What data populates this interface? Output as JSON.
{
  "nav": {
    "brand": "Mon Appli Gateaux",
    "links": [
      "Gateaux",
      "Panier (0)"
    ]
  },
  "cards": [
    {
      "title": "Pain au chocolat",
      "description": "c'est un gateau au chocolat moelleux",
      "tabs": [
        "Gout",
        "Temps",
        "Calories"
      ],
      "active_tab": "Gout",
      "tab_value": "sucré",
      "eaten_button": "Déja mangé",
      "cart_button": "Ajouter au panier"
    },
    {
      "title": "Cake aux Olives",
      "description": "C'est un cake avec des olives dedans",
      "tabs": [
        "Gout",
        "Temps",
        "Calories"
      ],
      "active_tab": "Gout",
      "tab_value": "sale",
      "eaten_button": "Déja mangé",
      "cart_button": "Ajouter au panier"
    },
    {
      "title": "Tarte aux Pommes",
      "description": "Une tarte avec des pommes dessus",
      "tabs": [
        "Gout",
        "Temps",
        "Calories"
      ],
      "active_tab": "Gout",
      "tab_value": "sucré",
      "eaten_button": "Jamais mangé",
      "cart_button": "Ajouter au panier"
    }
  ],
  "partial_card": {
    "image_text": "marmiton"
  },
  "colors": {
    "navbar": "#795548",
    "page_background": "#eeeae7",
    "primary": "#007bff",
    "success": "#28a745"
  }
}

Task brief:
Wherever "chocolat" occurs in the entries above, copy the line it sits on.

Answer section:
      "title": "Pain au chocolat",
      "description": "c'est un gateau au chocolat moelleux",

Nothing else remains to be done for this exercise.